Output every record below precisely as it is written.

(Records contained in a dataset)
= Beginning of Section =
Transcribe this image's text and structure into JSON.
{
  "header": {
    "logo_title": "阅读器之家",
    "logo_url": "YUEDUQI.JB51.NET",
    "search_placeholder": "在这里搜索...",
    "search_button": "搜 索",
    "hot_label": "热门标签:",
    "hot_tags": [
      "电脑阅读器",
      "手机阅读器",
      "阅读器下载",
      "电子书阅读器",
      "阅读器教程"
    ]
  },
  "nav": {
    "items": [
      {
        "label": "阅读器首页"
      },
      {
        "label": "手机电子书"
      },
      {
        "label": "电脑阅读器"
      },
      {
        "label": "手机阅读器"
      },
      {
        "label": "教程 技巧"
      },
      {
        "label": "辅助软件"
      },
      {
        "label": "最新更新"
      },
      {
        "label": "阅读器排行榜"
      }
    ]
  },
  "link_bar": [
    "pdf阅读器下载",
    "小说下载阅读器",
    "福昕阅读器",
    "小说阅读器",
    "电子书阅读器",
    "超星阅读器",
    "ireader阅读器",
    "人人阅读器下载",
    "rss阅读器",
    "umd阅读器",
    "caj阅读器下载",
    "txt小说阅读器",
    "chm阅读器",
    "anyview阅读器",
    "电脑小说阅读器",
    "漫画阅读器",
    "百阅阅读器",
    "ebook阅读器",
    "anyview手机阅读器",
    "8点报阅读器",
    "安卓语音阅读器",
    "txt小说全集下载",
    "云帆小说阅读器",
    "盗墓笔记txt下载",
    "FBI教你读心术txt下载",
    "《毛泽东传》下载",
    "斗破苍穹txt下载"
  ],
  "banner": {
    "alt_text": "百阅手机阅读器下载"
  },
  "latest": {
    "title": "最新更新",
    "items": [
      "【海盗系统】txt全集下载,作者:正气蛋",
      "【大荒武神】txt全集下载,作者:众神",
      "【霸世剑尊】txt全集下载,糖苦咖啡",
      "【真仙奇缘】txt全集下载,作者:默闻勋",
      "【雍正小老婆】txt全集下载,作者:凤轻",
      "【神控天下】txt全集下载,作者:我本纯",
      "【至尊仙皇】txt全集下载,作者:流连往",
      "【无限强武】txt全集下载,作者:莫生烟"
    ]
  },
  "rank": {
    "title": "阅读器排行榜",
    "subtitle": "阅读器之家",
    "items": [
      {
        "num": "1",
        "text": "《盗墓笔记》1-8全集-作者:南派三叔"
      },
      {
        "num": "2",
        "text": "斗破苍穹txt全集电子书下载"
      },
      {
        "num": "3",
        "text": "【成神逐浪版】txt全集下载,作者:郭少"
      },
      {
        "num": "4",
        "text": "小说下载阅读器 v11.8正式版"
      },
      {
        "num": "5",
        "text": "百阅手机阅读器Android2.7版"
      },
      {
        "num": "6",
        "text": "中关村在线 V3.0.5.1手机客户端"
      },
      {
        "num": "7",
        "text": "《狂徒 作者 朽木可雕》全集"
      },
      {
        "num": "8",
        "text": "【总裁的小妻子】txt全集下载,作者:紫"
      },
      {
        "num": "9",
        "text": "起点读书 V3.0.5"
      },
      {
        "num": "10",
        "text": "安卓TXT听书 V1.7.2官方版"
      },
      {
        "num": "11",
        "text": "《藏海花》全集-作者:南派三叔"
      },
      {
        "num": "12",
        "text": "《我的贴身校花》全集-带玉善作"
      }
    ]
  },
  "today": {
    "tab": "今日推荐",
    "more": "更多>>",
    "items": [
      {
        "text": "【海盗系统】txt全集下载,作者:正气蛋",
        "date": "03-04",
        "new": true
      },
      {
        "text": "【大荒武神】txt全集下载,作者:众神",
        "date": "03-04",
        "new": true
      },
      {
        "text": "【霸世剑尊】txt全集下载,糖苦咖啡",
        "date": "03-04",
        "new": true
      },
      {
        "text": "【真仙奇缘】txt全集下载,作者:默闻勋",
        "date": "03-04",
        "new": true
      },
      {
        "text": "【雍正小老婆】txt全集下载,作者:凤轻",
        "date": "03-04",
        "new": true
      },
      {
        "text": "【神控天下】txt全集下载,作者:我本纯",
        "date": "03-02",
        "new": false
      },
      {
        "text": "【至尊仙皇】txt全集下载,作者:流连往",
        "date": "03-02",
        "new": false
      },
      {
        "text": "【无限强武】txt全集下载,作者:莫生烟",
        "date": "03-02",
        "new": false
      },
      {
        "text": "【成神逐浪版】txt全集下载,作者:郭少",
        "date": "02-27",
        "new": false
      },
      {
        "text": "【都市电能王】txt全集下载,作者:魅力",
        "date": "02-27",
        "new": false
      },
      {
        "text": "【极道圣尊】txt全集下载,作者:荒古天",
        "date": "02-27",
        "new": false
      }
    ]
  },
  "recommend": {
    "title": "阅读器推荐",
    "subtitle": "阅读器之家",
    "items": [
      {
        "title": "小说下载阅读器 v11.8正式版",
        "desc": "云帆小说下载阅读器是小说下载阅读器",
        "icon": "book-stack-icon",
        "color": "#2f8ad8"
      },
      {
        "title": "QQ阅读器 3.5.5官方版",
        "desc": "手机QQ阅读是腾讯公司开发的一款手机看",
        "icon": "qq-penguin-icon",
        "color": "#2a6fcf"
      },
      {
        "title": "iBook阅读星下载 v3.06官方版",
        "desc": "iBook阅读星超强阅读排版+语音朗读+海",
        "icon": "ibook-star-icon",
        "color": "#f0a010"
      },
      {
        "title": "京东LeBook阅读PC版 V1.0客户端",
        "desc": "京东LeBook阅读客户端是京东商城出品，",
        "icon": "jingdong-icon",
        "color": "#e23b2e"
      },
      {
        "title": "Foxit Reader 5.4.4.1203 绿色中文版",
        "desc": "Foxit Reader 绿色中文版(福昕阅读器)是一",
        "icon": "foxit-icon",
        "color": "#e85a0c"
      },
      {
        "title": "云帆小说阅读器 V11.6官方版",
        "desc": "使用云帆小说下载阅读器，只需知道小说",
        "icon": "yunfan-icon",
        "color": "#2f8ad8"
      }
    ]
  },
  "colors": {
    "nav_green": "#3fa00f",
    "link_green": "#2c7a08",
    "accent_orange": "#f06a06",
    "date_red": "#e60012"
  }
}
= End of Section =
▶ **Written answer**:
Transcribe this image's text and structure into JSON.
{
  "header": {
    "logo_title": "阅读器之家",
    "logo_url": "YUEDUQI.JB51.NET",
    "search_placeholder": "在这里搜索...",
    "search_button": "搜 索",
    "hot_label": "热门标签:",
    "hot_tags": [
      "电脑阅读器",
      "手机阅读器",
      "阅读器下载",
      "电子书阅读器",
      "阅读器教程"
    ]
  },
  "nav": {
    "items": [
      {
        "label": "阅读器首页"
      },
      {
        "label": "手机电子书"
      },
      {
        "label": "电脑阅读器"
      },
      {
        "label": "手机阅读器"
      },
      {
        "label": "教程 技巧"
      },
      {
        "label": "辅助软件"
      },
      {
        "label": "最新更新"
      },
      {
        "label": "阅读器排行榜"
      }
    ]
  },
  "link_bar": [
    "pdf阅读器下载",
    "小说下载阅读器",
    "福昕阅读器",
    "小说阅读器",
    "电子书阅读器",
    "超星阅读器",
    "ireader阅读器",
    "人人阅读器下载",
    "rss阅读器",
    "umd阅读器",
    "caj阅读器下载",
    "txt小说阅读器",
    "chm阅读器",
    "anyview阅读器",
    "电脑小说阅读器",
    "漫画阅读器",
    "百阅阅读器",
    "ebook阅读器",
    "anyview手机阅读器",
    "8点报阅读器",
    "安卓语音阅读器",
    "txt小说全集下载",
    "云帆小说阅读器",
    "盗墓笔记txt下载",
    "FBI教你读心术txt下载",
    "《毛泽东传》下载",
    "斗破苍穹txt下载"
  ],
  "banner": {
    "alt_text": "百阅手机阅读器下载"
  },
  "latest": {
    "title": "最新更新",
    "items": [
      "【海盗系统】txt全集下载,作者:正气蛋",
      "【大荒武神】txt全集下载,作者:众神",
      "【霸世剑尊】txt全集下载,糖苦咖啡",
      "【真仙奇缘】txt全集下载,作者:默闻勋",
      "【雍正小老婆】txt全集下载,作者:凤轻",
      "【神控天下】txt全集下载,作者:我本纯",
      "【至尊仙皇】txt全集下载,作者:流连往",
      "【无限强武】txt全集下载,作者:莫生烟"
    ]
  },
  "rank": {
    "title": "阅读器排行榜",
    "subtitle": "阅读器之家",
    "items": [
      {
        "num": "1",
        "text": "《盗墓笔记》1-8全集-作者:南派三叔"
      },
      {
        "num": "2",
        "text": "斗破苍穹txt全集电子书下载"
      },
      {
        "num": "3",
        "text": "【成神逐浪版】txt全集下载,作者:郭少"
      },
      {
        "num": "4",
        "text": "小说下载阅读器 v11.8正式版"
      },
      {
        "num": "5",
        "text": "百阅手机阅读器Android2.7版"
      },
      {
        "num": "6",
        "text": "中关村在线 V3.0.5.1手机客户端"
      },
      {
        "num": "7",
        "text": "《狂徒 作者 朽木可雕》全集"
      },
      {
        "num": "8",
        "text": "【总裁的小妻子】txt全集下载,作者:紫"
      },
      {
        "num": "9",
        "text": "起点读书 V3.0.5"
      },
      {
        "num": "10",
        "text": "安卓TXT听书 V1.7.2官方版"
      },
      {
        "num": "11",
        "text": "《藏海花》全集-作者:南派三叔"
      },
      {
        "num": "12",
        "text": "《我的贴身校花》全集-带玉善作"
      }
    ]
  },
  "today": {
    "tab": "今日推荐",
    "more": "更多>>",
    "items": [
      {
        "text": "【海盗系统】txt全集下载,作者:正气蛋",
        "date": "03-04",
        "new": true
      },
      {
        "text": "【大荒武神】txt全集下载,作者:众神",
        "date": "03-04",
        "new": true
      },
      {
        "text": "【霸世剑尊】txt全集下载,糖苦咖啡",
        "date": "03-04",
        "new": true
      },
      {
        "text": "【真仙奇缘】txt全集下载,作者:默闻勋",
        "date": "03-04",
        "new": true
      },
      {
        "text": "【雍正小老婆】txt全集下载,作者:凤轻",
        "date": "03-04",
        "new": true
      },
      {
        "text": "【神控天下】txt全集下载,作者:我本纯",
        "date": "03-02",
        "new": false
      },
      {
        "text": "【至尊仙皇】txt全集下载,作者:流连往",
        "date": "03-02",
        "new": false
      },
      {
        "text": "【无限强武】txt全集下载,作者:莫生烟",
        "date": "03-02",
        "new": false
      },
      {
        "text": "【成神逐浪版】txt全集下载,作者:郭少",
        "date": "02-27",
        "new": false
      },
      {
        "text": "【都市电能王】txt全集下载,作者:魅力",
        "date": "02-27",
        "new": false
      },
      {
        "text": "【极道圣尊】txt全集下载,作者:荒古天",
        "date": "02-27",
        "new": false
      }
    ]
  },
  "recommend": {
    "title": "阅读器推荐",
    "subtitle": "阅读器之家",
    "items": [
      {
        "title": "小说下载阅读器 v11.8正式版",
        "desc": "云帆小说下载阅读器是小说下载阅读器",
        "icon": "book-stack-icon",
        "color": "#2f8ad8"
      },
      {
        "title": "QQ阅读器 3.5.5官方版",
        "desc": "手机QQ阅读是腾讯公司开发的一款手机看",
        "icon": "qq-penguin-icon",
        "color": "#2a6fcf"
      },
      {
        "title": "iBook阅读星下载 v3.06官方版",
        "desc": "iBook阅读星超强阅读排版+语音朗读+海",
        "icon": "ibook-star-icon",
        "color": "#f0a010"
      },
      {
        "title": "京东LeBook阅读PC版 V1.0客户端",
        "desc": "京东LeBook阅读客户端是京东商城出品，",
        "icon": "jingdong-icon",
        "color": "#e23b2e"
      },
      {
        "title": "Foxit Reader 5.4.4.1203 绿色中文版",
        "desc": "Foxit Reader 绿色中文版(福昕阅读器)是一",
        "icon": "foxit-icon",
        "color": "#e85a0c"
      },
      {
        "title": "云帆小说阅读器 V11.6官方版",
        "desc": "使用云帆小说下载阅读器，只需知道小说",
        "icon": "yunfan-icon",
        "color": "#2f8ad8"
      }
    ]
  },
  "colors": {
    "nav_green": "#3fa00f",
    "link_green": "#2c7a08",
    "accent_orange": "#f06a06",
    "date_red": "#e60012"
  }
}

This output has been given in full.